Among the many islands I have travelled in Tawi-Tawi, I fell in love with the islands of Simunul, Sibutu, and amazed (as always) by the beauty of Sitangkai.

Simunul Island (2005).

In Simunul, the call to an early morning prayer from Sheik Karimul Makdum Mosque, the first mosque built in the Philippines in 1930 reminds me of the history of the place when Islam religion was first introduced in the country.

Sibutu Island (2005).

In Sibutu, the island which lies on the east coast of Sabah, Malaysia sea, sends a connection to my soul. There is something magical about the place being known as the island of boat curvers and makers.

Sun drying seaweeds, Sitangkai Island (2005).

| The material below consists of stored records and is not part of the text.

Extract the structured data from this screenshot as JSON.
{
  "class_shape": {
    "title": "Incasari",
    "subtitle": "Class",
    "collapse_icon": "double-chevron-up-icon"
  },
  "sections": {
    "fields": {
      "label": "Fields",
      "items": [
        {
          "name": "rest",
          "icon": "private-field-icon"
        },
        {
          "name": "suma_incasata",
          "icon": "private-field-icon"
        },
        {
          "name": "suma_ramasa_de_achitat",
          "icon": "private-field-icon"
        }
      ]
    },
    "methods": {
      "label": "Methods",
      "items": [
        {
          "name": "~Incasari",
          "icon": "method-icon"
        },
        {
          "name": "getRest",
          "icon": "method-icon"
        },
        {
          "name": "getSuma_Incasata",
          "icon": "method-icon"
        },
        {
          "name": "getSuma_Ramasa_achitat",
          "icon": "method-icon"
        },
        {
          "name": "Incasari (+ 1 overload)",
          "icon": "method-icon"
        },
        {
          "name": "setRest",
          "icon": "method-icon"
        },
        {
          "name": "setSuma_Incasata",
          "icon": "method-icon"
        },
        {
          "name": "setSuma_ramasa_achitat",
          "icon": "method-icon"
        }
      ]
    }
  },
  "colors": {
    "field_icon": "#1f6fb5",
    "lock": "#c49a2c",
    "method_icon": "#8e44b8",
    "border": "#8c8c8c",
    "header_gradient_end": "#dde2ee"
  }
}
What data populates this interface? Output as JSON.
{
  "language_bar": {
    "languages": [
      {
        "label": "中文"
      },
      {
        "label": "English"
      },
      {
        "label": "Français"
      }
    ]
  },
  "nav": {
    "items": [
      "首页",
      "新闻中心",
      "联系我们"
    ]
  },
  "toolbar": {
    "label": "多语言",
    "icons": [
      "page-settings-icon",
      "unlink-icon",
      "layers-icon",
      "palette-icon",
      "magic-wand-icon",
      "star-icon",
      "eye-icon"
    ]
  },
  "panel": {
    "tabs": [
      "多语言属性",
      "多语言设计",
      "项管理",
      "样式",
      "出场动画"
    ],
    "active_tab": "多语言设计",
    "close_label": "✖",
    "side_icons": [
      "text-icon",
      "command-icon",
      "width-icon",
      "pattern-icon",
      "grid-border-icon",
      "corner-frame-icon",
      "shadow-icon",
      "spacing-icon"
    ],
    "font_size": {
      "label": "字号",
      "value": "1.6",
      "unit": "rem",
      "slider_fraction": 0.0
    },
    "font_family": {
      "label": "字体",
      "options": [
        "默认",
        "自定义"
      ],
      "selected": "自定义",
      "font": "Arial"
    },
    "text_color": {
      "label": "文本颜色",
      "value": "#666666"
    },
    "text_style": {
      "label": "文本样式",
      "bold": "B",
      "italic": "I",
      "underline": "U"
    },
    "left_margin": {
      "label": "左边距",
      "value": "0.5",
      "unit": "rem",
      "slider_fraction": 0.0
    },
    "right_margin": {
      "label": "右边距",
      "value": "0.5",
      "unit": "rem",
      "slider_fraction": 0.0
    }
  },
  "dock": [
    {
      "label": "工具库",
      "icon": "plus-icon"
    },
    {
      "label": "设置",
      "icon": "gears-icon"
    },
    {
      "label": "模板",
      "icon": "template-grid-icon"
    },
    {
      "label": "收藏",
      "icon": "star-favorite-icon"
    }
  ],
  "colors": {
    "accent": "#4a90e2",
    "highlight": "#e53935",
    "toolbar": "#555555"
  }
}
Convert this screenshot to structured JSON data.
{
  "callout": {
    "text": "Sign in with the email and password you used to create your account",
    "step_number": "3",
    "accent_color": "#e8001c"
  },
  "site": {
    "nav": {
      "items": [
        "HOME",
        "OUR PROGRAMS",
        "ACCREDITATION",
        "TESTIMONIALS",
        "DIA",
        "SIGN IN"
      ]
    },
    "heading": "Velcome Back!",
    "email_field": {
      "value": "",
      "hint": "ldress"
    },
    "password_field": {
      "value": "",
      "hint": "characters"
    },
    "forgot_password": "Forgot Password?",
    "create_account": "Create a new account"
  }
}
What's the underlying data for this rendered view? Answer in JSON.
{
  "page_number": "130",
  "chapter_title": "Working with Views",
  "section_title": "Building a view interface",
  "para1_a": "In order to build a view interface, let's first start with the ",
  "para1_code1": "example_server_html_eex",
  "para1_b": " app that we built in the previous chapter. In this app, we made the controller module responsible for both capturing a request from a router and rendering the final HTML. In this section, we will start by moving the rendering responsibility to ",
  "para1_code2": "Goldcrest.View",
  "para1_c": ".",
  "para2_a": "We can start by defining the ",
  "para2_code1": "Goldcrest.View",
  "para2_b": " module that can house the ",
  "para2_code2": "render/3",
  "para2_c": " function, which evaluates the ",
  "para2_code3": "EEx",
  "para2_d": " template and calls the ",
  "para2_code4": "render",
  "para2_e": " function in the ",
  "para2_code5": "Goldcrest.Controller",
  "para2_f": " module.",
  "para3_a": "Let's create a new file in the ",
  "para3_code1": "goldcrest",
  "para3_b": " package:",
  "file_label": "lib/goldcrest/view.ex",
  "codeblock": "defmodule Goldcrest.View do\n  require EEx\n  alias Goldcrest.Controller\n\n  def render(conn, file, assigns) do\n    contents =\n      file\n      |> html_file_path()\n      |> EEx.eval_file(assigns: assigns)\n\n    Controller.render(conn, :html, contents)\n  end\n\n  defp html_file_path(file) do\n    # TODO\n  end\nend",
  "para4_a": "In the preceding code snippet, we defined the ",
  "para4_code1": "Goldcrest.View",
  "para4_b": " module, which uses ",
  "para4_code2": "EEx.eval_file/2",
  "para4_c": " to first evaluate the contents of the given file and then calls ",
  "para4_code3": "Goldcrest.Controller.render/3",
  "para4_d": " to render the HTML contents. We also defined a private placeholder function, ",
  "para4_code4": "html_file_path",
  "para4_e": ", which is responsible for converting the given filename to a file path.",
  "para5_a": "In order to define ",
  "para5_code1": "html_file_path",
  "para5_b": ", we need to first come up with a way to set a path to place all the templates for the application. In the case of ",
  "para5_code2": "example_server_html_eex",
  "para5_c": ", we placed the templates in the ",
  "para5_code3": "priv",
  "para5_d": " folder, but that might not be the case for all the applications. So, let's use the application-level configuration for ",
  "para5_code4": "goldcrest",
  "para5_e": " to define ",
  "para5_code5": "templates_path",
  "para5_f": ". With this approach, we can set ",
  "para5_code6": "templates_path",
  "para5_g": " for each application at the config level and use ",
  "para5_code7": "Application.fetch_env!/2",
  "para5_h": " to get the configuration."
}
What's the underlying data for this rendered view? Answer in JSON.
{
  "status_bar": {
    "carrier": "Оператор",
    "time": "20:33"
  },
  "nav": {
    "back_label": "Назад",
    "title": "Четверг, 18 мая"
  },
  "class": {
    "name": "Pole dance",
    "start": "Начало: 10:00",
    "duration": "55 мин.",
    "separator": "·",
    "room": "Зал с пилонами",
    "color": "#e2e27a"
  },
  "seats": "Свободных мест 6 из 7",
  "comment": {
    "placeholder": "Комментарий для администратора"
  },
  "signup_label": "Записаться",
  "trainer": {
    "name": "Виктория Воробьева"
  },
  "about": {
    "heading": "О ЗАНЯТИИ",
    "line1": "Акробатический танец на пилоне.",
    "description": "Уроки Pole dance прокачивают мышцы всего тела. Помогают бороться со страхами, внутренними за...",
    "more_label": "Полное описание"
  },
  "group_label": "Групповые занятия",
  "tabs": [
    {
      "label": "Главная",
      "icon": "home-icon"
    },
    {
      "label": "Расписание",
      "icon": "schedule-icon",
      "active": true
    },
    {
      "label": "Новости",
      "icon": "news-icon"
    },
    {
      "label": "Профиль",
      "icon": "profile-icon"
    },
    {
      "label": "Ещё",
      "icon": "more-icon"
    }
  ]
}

In Sitangkai, located at the southernmost tip of Mindanao, known as the ‘seaweed capital of the Philippines,’ I was  awed by the beauty of the emerald seawater and the large seaweeds farming industry in the island. Sitangkai is dubbed as the ‘Venice of the South’ as boats are the primary means of transportation. I was amused by the setting of the footbridges which connect the stilt houses together, the interlocking of boats to sell their produce of all sorts, such as dried fish, various kinds of fish of all colors and sizes, delicacies, fruits, and vegetables. These three islands are and will always have a special place in my heart.

My fave and memorable regular activities (apart from island hopping) in Tawi-Tawi islands are: food tripping (back then when I was a semi-vegetarian) – ‘kamun’ (lobsters), turtle eggs, grilled dried sting ray; the stroll to ‘ukay-ukay’ (second hand) stalls and the public market; and the motocrossing in Bongao airport runway.

Tawi Tawi made me overcome my fears at sea. It made me realised my weaknesses and made me perceived where my courage lies. It made me appreciate more the beauty and life in the islands. Tawi Tawi indeed, made me.

I have had many more island experiences to share, islands that made me who I am today, islands that left me wanting, and islands that have dearly touched my heart the most – islands that allowed me to lay down my naked soul.


How to reach Tawi-Tawi. In 2005, I took the SEAIR plane. At present, there are available flights viaCebu Pacific Airlines: https://www.cebupacificair.com/  and the jump off point is Zamboanga city.

Where to stay. I stayed at Rachel’s Place Hotel and Restaurant which is located at downtown area.